Vehicles ranging from a 19th-century railway locomotive, through the Battle of Britain's Hawker Hurricane fighter have been named after the storms. One novel, three films and several television shows have had it in their title, not to mention a Marvel Comics supervillain and a Transformer.
Faced with such overwhelming force, who could tame the wind?
Enter Professor John Latham, the retired head of atmospheric physics at the University of Manchester, England, who now works from the US National Center for Atmospheric Research in Colorado. In a paper in Atmospheric Science Letters two weeks ago, Latham and his team proposed a way to cut hurricanes by one category each.
And that's substantial. The difference in wind speeds between categories is around 25 to 30 km/h.
Cyclones start forming along the southwest coast of Africa, cross the Atlantic and continue spinning up the northeast coast of South America.
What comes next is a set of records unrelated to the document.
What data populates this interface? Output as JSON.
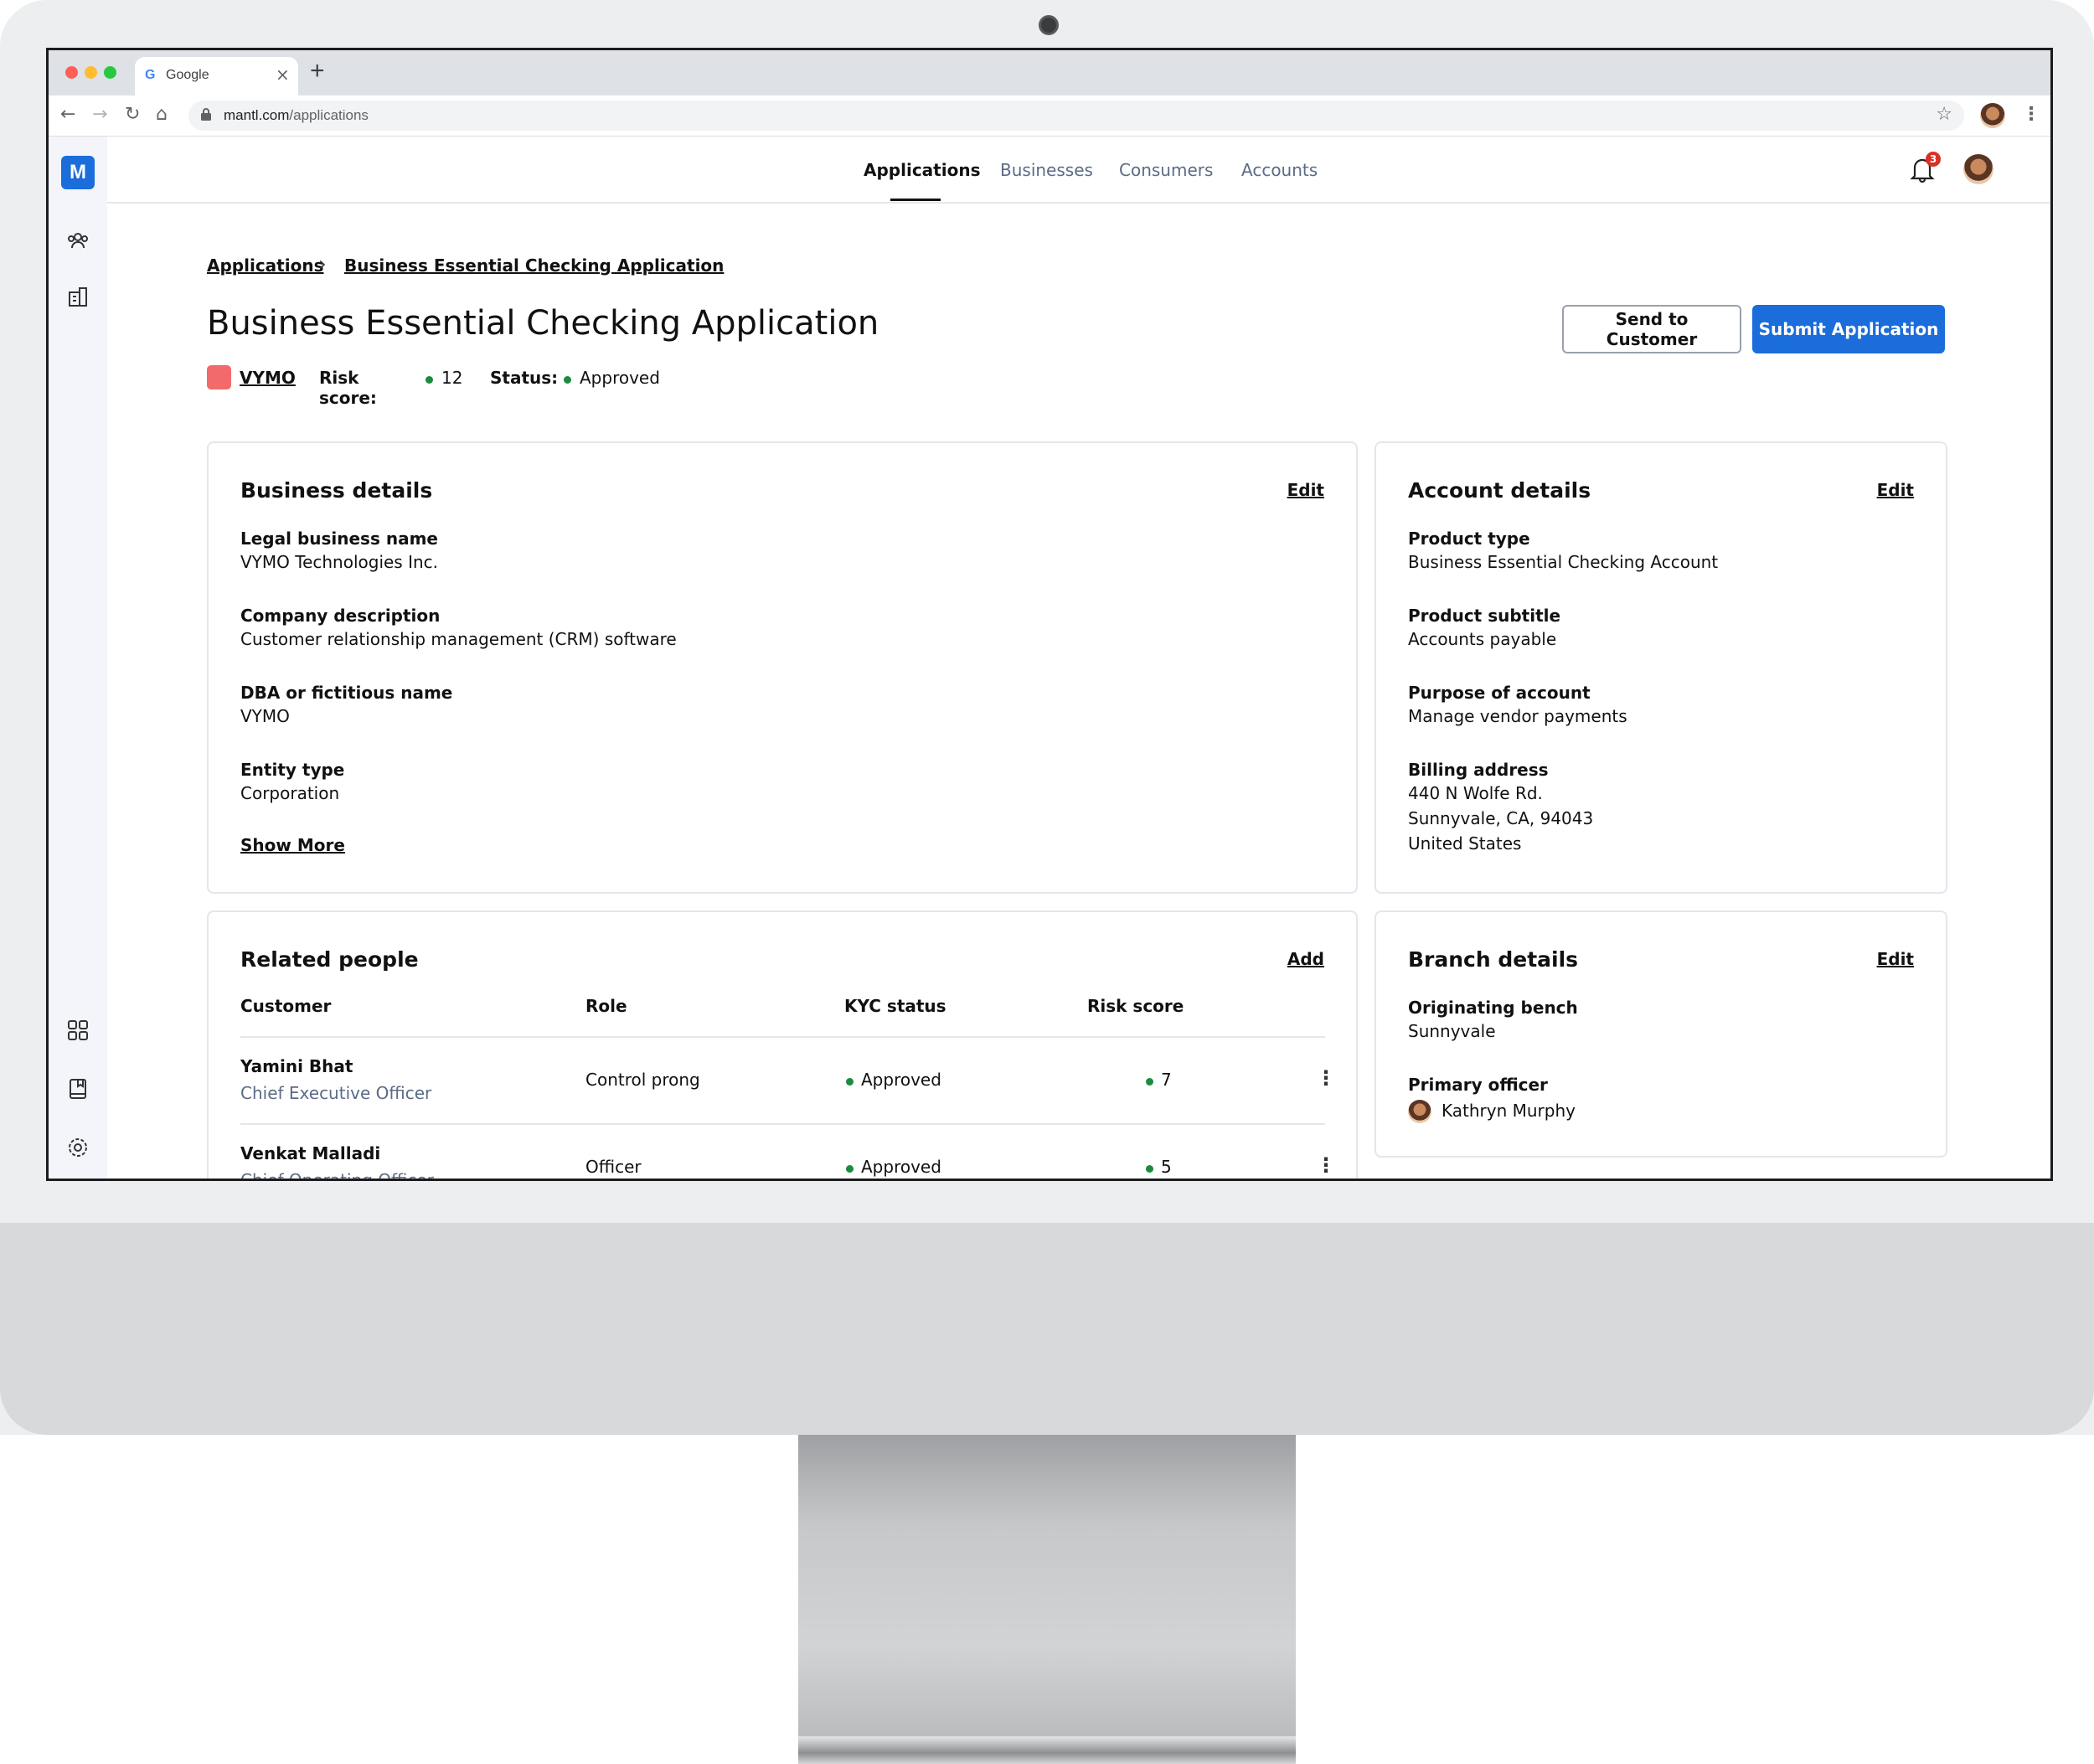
{
  "browser": {
    "tab_title": "Google",
    "tab_icon": "G",
    "url_host": "mantl.com",
    "url_path": "/applications"
  },
  "app": {
    "logo_letter": "M",
    "nav": [
      "Applications",
      "Businesses",
      "Consumers",
      "Accounts"
    ],
    "active_nav": "Applications",
    "notifications_count": "3"
  },
  "breadcrumb": {
    "root": "Applications",
    "current": "Business Essential Checking Application"
  },
  "page": {
    "title": "Business Essential Checking Application",
    "send_button": "Send to Customer",
    "submit_button": "Submit Application",
    "business_name": "VYMO",
    "risk_label": "Risk score:",
    "risk_value": "12",
    "status_label": "Status:",
    "status_value": "Approved",
    "status_color": "#1a8c3e",
    "accent_color": "#1a6ddb"
  },
  "business_details": {
    "title": "Business details",
    "edit": "Edit",
    "fields": [
      {
        "label": "Legal business name",
        "value": "VYMO Technologies Inc."
      },
      {
        "label": "Company description",
        "value": "Customer relationship management (CRM) software"
      },
      {
        "label": "DBA or fictitious name",
        "value": "VYMO"
      },
      {
        "label": "Entity type",
        "value": "Corporation"
      }
    ],
    "show_more": "Show More"
  },
  "account_details": {
    "title": "Account details",
    "edit": "Edit",
    "fields": [
      {
        "label": "Product type",
        "value": "Business Essential Checking Account"
      },
      {
        "label": "Product subtitle",
        "value": "Accounts payable"
      },
      {
        "label": "Purpose of account",
        "value": "Manage vendor payments"
      }
    ],
    "billing_label": "Billing address",
    "billing_lines": [
      "440 N Wolfe Rd.",
      "Sunnyvale, CA, 94043",
      "United States"
    ]
  },
  "related_people": {
    "title": "Related people",
    "add": "Add",
    "columns": [
      "Customer",
      "Role",
      "KYC status",
      "Risk score"
    ],
    "rows": [
      {
        "name": "Yamini Bhat",
        "title": "Chief Executive Officer",
        "role": "Control prong",
        "kyc": "Approved",
        "risk": "7"
      },
      {
        "name": "Venkat Malladi",
        "title": "Chief Operating Officer",
        "role": "Officer",
        "kyc": "Approved",
        "risk": "5"
      }
    ]
  },
  "branch_details": {
    "title": "Branch details",
    "edit": "Edit",
    "bench_label": "Originating bench",
    "bench_value": "Sunnyvale",
    "officer_label": "Primary officer",
    "officer_value": "Kathryn Murphy"
  }
}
Their energy comes from the heat of the tropical waters below. If the surface can be cooled, even just a bit, it could make a big difference in the violence of the storms.
And cooling ocean waters is something that Latham has specialised in. He and his colleagues in the US and Britain have been working on a way to slow global warming by reducing the amount of solar energy reaching the Earth's surface for two decades.
Their approach is to spray tiny droplets of seawater, each barely a millionth of a metre in diameter, into the air beneath low-level stratocumulus clouds. About half rise into the clouds where they act as seeds for slightly larger water droplets, doubling their number from an average of 50 per cubic centimetre to 100.
"Because you get a lot of smaller drops instead of a few big ones, there's more surface area to bounce light back into space," Latham told the Sunday Observer.
The result is that the clouds become more reflective, by about 10 percentage points, enough to lower the temperature of the sea in their shadow by up to two degrees centigrade.
Originally, the team saw this as a way to geoengineer the world's climate, countering the warming effect of increased carbon dioxide in the air.
But a more manageable application would be to lower the water temperature in hurricane-forming areas.
Latham's team envisions fleets of unmanned ships, controlled by satellite, patrolling hurricane-forming regions.
The cost would be substantial, but it might be borne by insurers, who are financially most at risk of hurricane strikes, he suggested.